Activity
Set all of the entries down again precisely as they are written.

(Page and application data records)
Segment Open
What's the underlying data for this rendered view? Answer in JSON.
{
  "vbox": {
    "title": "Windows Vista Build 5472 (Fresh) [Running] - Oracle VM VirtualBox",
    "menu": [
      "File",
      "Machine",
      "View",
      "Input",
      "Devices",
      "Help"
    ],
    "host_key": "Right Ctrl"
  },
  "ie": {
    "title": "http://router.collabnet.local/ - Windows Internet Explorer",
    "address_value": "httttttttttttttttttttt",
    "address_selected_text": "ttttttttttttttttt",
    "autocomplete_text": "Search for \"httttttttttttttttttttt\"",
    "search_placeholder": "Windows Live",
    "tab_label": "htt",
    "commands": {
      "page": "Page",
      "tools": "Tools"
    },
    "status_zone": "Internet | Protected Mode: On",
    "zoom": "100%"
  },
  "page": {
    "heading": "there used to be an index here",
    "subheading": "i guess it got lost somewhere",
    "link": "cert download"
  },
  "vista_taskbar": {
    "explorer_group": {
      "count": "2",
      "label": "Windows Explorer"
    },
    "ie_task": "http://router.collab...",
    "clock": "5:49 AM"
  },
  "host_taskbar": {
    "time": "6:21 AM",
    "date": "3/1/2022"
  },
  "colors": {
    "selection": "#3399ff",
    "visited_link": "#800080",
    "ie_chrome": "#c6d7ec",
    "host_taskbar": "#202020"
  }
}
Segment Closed
Your response
What's the underlying data for this rendered view? Answer in JSON.
{
  "vbox": {
    "title": "Windows Vista Build 5472 (Fresh) [Running] - Oracle VM VirtualBox",
    "menu": [
      "File",
      "Machine",
      "View",
      "Input",
      "Devices",
      "Help"
    ],
    "host_key": "Right Ctrl"
  },
  "ie": {
    "title": "http://router.collabnet.local/ - Windows Internet Explorer",
    "address_value": "httttttttttttttttttttt",
    "address_selected_text": "ttttttttttttttttt",
    "autocomplete_text": "Search for \"httttttttttttttttttttt\"",
    "search_placeholder": "Windows Live",
    "tab_label": "htt",
    "commands": {
      "page": "Page",
      "tools": "Tools"
    },
    "status_zone": "Internet | Protected Mode: On",
    "zoom": "100%"
  },
  "page": {
    "heading": "there used to be an index here",
    "subheading": "i guess it got lost somewhere",
    "link": "cert download"
  },
  "vista_taskbar": {
    "explorer_group": {
      "count": "2",
      "label": "Windows Explorer"
    },
    "ie_task": "http://router.collab...",
    "clock": "5:49 AM"
  },
  "host_taskbar": {
    "time": "6:21 AM",
    "date": "3/1/2022"
  },
  "colors": {
    "selection": "#3399ff",
    "visited_link": "#800080",
    "ie_chrome": "#c6d7ec",
    "host_taskbar": "#202020"
  }
}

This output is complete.